Written by Iam Hanuman on Tuesday the 11th of January 2011
High up in the mizzen mast the wind wrapped at my door like an urgent call or a troupe of Carollers.
Avast Ye Merry Gentlemen, I was urged to shout but I did not. Instead the clouds fell and the rain came down and I was chill to my bones. Argh 'twas a pitiful life which had befallen this here wretch of a tinker's son. Never come to much since I was clinging at my ma's petticoats as she straddled the gutters of , Golden Corner and of course the Round House.
There was a time, thinks I as a particularly strong gust of evil near knocks me from my senses - damn you weather lords - there was a time when my dear father lost his tiny marbles in a game of chance mooning for the gamblers of Jigger Town and I very nearly ended up being traded into a Noble family by the name of Perryfield.
They was merchants now, but had been mineralists back centuries before and anyhow was gentlemen merchants, not of your usual ilk. Anyhows, was what was.
The land is there in the distance. The edging reality of it very prickles my salty senses and I breathe this wet air in now as if 'twas my ma's womb waters.
How like a fish I am, how very suited to my environment, my outlook and yet not at the same time. How did this come to pass?
I remember the weeks at the boarding hostelry. I still shudder to recall , the kitchen whacker and his cowardly yet menacing even-calls, urging all us skivvies into putrid action, weeding out whatever rot we could of that place.
I do look back and see that I was woken by the port constabulary on more than one occasion and advised to pitch a rigging career or roll myself into the briney.
A man so simple as I, with no woman nor child to my name - nor at least any that would care to call me kin. Simple Jackob the Wastrel. Babby worth nothing, kiddie the same. Now man of penniless pocket book and black teeth. Oh send me a weapon that I may wield it at whatever fate-witch pulled these ropes. Or was it me?
Was this world in actuals a Heavenless one? We're it a God-lacking place.

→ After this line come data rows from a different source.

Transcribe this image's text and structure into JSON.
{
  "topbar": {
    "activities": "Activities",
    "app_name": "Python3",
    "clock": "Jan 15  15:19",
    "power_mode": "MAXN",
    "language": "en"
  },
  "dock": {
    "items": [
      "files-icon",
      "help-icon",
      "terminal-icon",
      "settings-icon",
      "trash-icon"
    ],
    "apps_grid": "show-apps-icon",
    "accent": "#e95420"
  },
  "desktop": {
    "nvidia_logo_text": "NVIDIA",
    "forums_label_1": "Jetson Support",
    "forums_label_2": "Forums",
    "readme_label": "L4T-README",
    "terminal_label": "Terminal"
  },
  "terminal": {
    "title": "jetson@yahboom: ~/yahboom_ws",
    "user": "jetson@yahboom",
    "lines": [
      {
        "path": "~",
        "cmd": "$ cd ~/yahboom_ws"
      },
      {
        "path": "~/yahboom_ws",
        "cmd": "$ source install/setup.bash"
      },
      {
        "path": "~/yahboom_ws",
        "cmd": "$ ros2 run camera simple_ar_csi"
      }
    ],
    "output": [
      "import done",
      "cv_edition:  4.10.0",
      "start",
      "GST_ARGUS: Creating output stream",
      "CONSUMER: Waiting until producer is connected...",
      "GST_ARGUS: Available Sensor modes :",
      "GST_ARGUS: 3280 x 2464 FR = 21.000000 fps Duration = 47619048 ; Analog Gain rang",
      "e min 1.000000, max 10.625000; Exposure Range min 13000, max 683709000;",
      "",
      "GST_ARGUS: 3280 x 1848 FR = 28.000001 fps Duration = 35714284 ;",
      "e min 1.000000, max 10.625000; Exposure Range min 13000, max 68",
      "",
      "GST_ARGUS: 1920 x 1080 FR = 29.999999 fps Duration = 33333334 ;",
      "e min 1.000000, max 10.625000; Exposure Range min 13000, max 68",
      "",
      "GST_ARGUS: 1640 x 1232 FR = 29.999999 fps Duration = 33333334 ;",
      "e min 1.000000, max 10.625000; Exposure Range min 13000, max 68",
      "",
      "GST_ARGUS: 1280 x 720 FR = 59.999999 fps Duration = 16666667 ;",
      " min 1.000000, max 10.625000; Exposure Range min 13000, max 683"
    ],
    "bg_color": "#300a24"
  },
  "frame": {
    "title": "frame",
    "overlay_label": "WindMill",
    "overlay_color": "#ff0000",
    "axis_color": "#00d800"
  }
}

The sail whipped my legs and I grappled with the chain rope. Something wet but faintly solid slapped onto my cheek.
I wiped it off and plunged on into this wind.
Could the Manny be right in saying the good lord had left this place, given up on His Great Creation seeing what we done to it? Us an old abandoned mob of folk, cursed by the very being what gave us our existence.
The bearded holy roller who took me in one too many times fair thought this was the fact of the matter and true this is a growing thought these days.
He's gone. Now what are we left with? The feckless skills of a bunch of wastrels. Had I a lance for this boil of humankind I feel I would take us all down, for it can't be worse than this. Living on a forsaken disk, with no watcher but the Devil himself.
But oh how I'm so spinning this on through my own mind. Sick thoughts such as these do seem to come to me when I'm on mizzen duty. Too much spray and salt.
Time for one of the other lads to take their turn before we pass this cape and make for the southern bays. Down inside I'll go. Down into the smoke hole where the dank laughter and tarot games abound and I can sink these wet bones into my cot with a fire in my mouth, my hearth and my belly if I'm lucky.
The morrow will bring fresh pain and joy no doubting you sir.
For now Jackob, simple Jackob, who never did amount to much is writing off in my copy book, closing this uneventful chapter for another day.
Mayhap, that Lord out there somewhere will grant us an audience once more and we all, we few, we one can gain direction. But ah them's the dreams of a fool in the wet wind, atop a swaying mast. The gentlefolk I'm sure have no such fancies and are as guaranteed of their thoughts as any man may be. At least perhaps in my smokey dreams this night I may venture to meet with one such and ask them for the Truth.
They may even tell me.
Jackob Le Sallo